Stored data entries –
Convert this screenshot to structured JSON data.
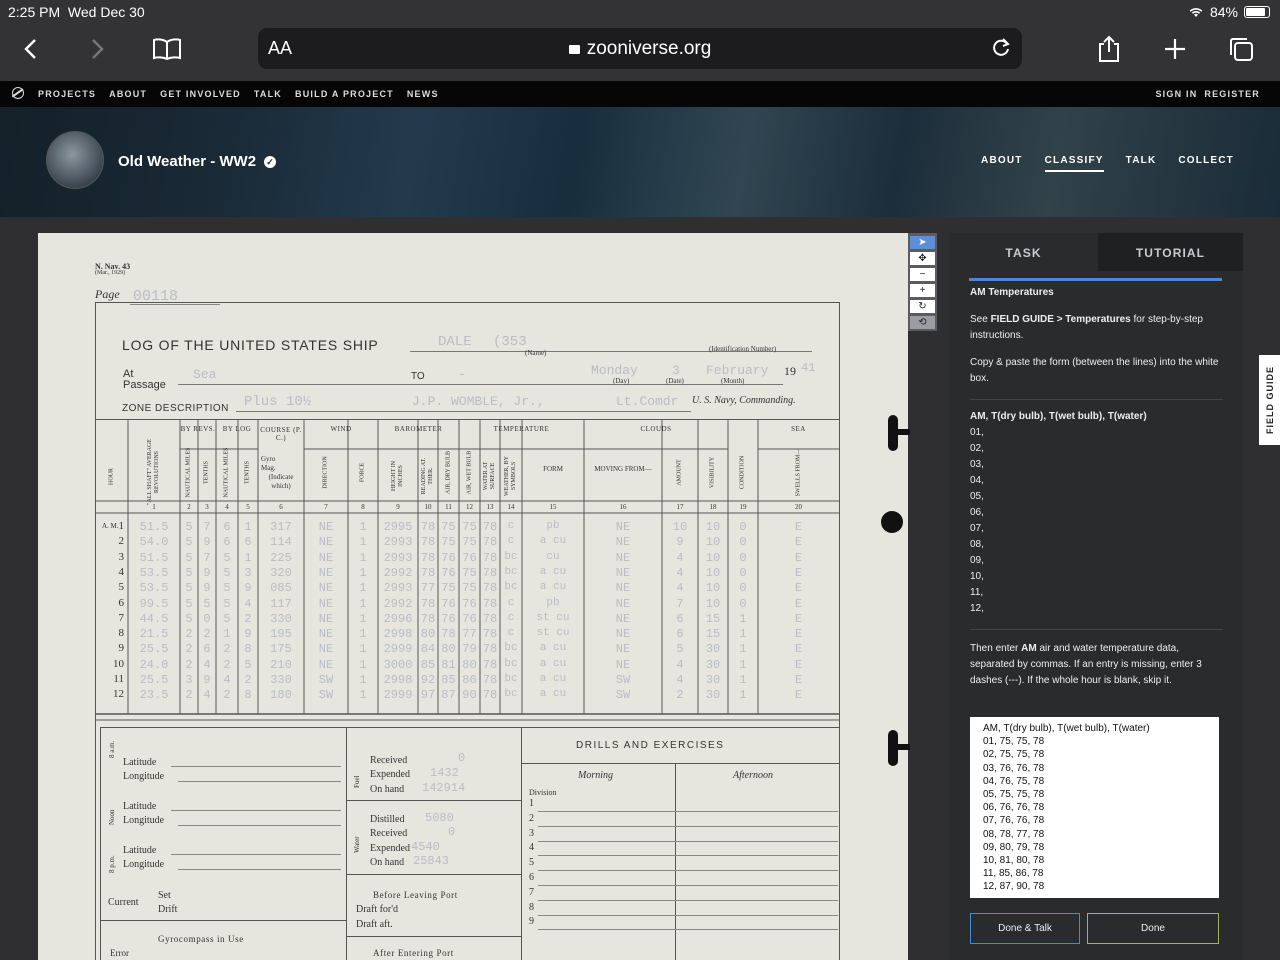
{
  "status": {
    "time": "2:25 PM",
    "date": "Wed Dec 30",
    "battery": "84%"
  },
  "browser": {
    "text_size_label": "AA",
    "url": "zooniverse.org"
  },
  "zoo_nav": {
    "items": [
      "PROJECTS",
      "ABOUT",
      "GET INVOLVED",
      "TALK",
      "BUILD A PROJECT",
      "NEWS"
    ],
    "sign_in": "SIGN IN",
    "register": "REGISTER"
  },
  "project": {
    "title": "Old Weather - WW2",
    "nav": [
      "ABOUT",
      "CLASSIFY",
      "TALK",
      "COLLECT"
    ],
    "active_nav": "CLASSIFY"
  },
  "task_panel": {
    "tab_task": "TASK",
    "tab_tutorial": "TUTORIAL",
    "heading": "AM Temperatures",
    "guide_pre": "See ",
    "guide_bold": "FIELD GUIDE > Temperatures",
    "guide_post": " for step-by-step instructions.",
    "copy_text": "Copy & paste the form (between the lines) into the white box.",
    "form_header": "AM, T(dry bulb), T(wet bulb), T(water)",
    "form_rows": [
      "01,",
      "02,",
      "03,",
      "04,",
      "05,",
      "06,",
      "07,",
      "08,",
      "09,",
      "10,",
      "11,",
      "12,"
    ],
    "then_pre": "Then enter ",
    "then_bold": "AM",
    "then_post": " air and water temperature data, separated by commas. If an entry is missing, enter 3 dashes (---). If the whole hour is blank, skip it.",
    "answer_text": "AM, T(dry bulb), T(wet bulb), T(water)\n01, 75, 75, 78\n02, 75, 75, 78\n03, 76, 76, 78\n04, 76, 75, 78\n05, 75, 75, 78\n06, 76, 76, 78\n07, 76, 76, 78\n08, 78, 77, 78\n09, 80, 79, 78\n10, 81, 80, 78\n11, 85, 86, 78\n12, 87, 90, 78",
    "done_talk": "Done & Talk",
    "done": "Done"
  },
  "field_guide_label": "FIELD GUIDE",
  "log": {
    "form_id": "N. Nav. 43",
    "form_date": "(Mar., 1929)",
    "page_label": "Page",
    "page_number": "00118",
    "title": "LOG OF THE UNITED STATES SHIP",
    "ship_name": "DALE",
    "ship_number": "(353",
    "name_caption": "(Name)",
    "id_caption": "(Identification Number)",
    "at_label": "At",
    "passage_label": "Passage",
    "at_value": "Sea",
    "to_label": "TO",
    "to_value": "-",
    "day_value": "Monday",
    "date_value": "3",
    "month_value": "February",
    "year_prefix": "19",
    "year_suffix": "41",
    "day_caption": "(Day)",
    "date_caption": "(Date)",
    "month_caption": "(Month)",
    "zone_label": "ZONE DESCRIPTION",
    "zone_value": "Plus 10½",
    "commander": "J.P. WOMBLE, Jr.,",
    "rank": "Lt.Comdr",
    "navy_label": "U. S. Navy, Commanding.",
    "group_headers": [
      "BY REVS.",
      "BY LOG",
      "COURSE (P. C.)",
      "WIND",
      "BAROMETER",
      "TEMPERATURE",
      "CLOUDS",
      "SEA"
    ],
    "col_headers": [
      "HOUR",
      "\"ALL SHAFT\" AVERAGE REVOLUTIONS",
      "NAUTICAL MILES",
      "TENTHS",
      "NAUTICAL MILES",
      "TENTHS",
      "COURSE",
      "DIRECTION",
      "FORCE",
      "HEIGHT IN INCHES",
      "READING AT. THER.",
      "AIR, DRY BULB",
      "AIR, WET BULB",
      "WATER AT SURFACE",
      "WEATHER, BY SYMBOLS",
      "FORM",
      "MOVING FROM—",
      "AMOUNT",
      "VISIBILITY",
      "CONDITION",
      "SWELLS FROM—"
    ],
    "col_numbers": [
      "",
      "1",
      "2",
      "3",
      "4",
      "5",
      "6",
      "7",
      "8",
      "9",
      "10",
      "11",
      "12",
      "13",
      "14",
      "15",
      "16",
      "17",
      "18",
      "19",
      "20"
    ],
    "course_sub": [
      "Gyro",
      "Mag.",
      "(Indicate which)"
    ],
    "am_label": "A. M.",
    "rows": [
      [
        "1",
        "51.5",
        "5",
        "7",
        "6",
        "1",
        "317",
        "NE",
        "1",
        "2995",
        "78",
        "75",
        "75",
        "78",
        "c",
        "pb",
        "NE",
        "10",
        "10",
        "0",
        "E"
      ],
      [
        "2",
        "54.0",
        "5",
        "9",
        "6",
        "6",
        "114",
        "NE",
        "1",
        "2993",
        "78",
        "75",
        "75",
        "78",
        "c",
        "a cu",
        "NE",
        "9",
        "10",
        "0",
        "E"
      ],
      [
        "3",
        "51.5",
        "5",
        "7",
        "5",
        "1",
        "225",
        "NE",
        "1",
        "2993",
        "78",
        "76",
        "76",
        "78",
        "bc",
        "cu",
        "NE",
        "4",
        "10",
        "0",
        "E"
      ],
      [
        "4",
        "53.5",
        "5",
        "9",
        "5",
        "3",
        "320",
        "NE",
        "1",
        "2992",
        "78",
        "76",
        "75",
        "78",
        "bc",
        "a cu",
        "NE",
        "4",
        "10",
        "0",
        "E"
      ],
      [
        "5",
        "53.5",
        "5",
        "9",
        "5",
        "9",
        "085",
        "NE",
        "1",
        "2993",
        "77",
        "75",
        "75",
        "78",
        "bc",
        "a cu",
        "NE",
        "4",
        "10",
        "0",
        "E"
      ],
      [
        "6",
        "99.5",
        "5",
        "5",
        "5",
        "4",
        "117",
        "NE",
        "1",
        "2992",
        "78",
        "76",
        "76",
        "78",
        "c",
        "pb",
        "NE",
        "7",
        "10",
        "0",
        "E"
      ],
      [
        "7",
        "44.5",
        "5",
        "0",
        "5",
        "2",
        "330",
        "NE",
        "1",
        "2996",
        "78",
        "76",
        "76",
        "78",
        "c",
        "st cu",
        "NE",
        "6",
        "15",
        "1",
        "E"
      ],
      [
        "8",
        "21.5",
        "2",
        "2",
        "1",
        "9",
        "195",
        "NE",
        "1",
        "2998",
        "80",
        "78",
        "77",
        "78",
        "c",
        "st cu",
        "NE",
        "6",
        "15",
        "1",
        "E"
      ],
      [
        "9",
        "25.5",
        "2",
        "6",
        "2",
        "8",
        "175",
        "NE",
        "1",
        "2999",
        "84",
        "80",
        "79",
        "78",
        "bc",
        "a cu",
        "NE",
        "5",
        "30",
        "1",
        "E"
      ],
      [
        "10",
        "24.0",
        "2",
        "4",
        "2",
        "5",
        "210",
        "NE",
        "1",
        "3000",
        "85",
        "81",
        "80",
        "78",
        "bc",
        "a cu",
        "NE",
        "4",
        "30",
        "1",
        "E"
      ],
      [
        "11",
        "25.5",
        "3",
        "9",
        "4",
        "2",
        "330",
        "SW",
        "1",
        "2998",
        "92",
        "85",
        "86",
        "78",
        "bc",
        "a cu",
        "SW",
        "4",
        "30",
        "1",
        "E"
      ],
      [
        "12",
        "23.5",
        "2",
        "4",
        "2",
        "8",
        "180",
        "SW",
        "1",
        "2999",
        "97",
        "87",
        "90",
        "78",
        "bc",
        "a cu",
        "SW",
        "2",
        "30",
        "1",
        "E"
      ]
    ],
    "lat_label": "Latitude",
    "lon_label": "Longitude",
    "section_labels": [
      "8 a.m.",
      "Noon",
      "8 p.m."
    ],
    "current_label": "Current",
    "set_label": "Set",
    "drift_label": "Drift",
    "gyro_label": "Gyrocompass in Use",
    "error_label": "Error",
    "fuel_label": "Fuel",
    "received_label": "Received",
    "expended_label": "Expended",
    "onhand_label": "On hand",
    "fuel_received": "0",
    "fuel_expended": "1432",
    "fuel_onhand": "142914",
    "water_label": "Water",
    "distilled_label": "Distilled",
    "water_distilled": "5080",
    "water_received": "0",
    "water_expended": "4540",
    "water_onhand": "25843",
    "before_port": "Before Leaving Port",
    "draft_fwd": "Draft for'd",
    "draft_aft": "Draft aft.",
    "after_port": "After Entering Port",
    "drills_title": "DRILLS AND EXERCISES",
    "morning": "Morning",
    "afternoon": "Afternoon",
    "division": "Division",
    "division_numbers": [
      "1",
      "2",
      "3",
      "4",
      "5",
      "6",
      "7",
      "8",
      "9"
    ]
  }
}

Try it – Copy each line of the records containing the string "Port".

Answer space –
    "before_port": "Before Leaving Port",
    "after_port": "After Entering Port",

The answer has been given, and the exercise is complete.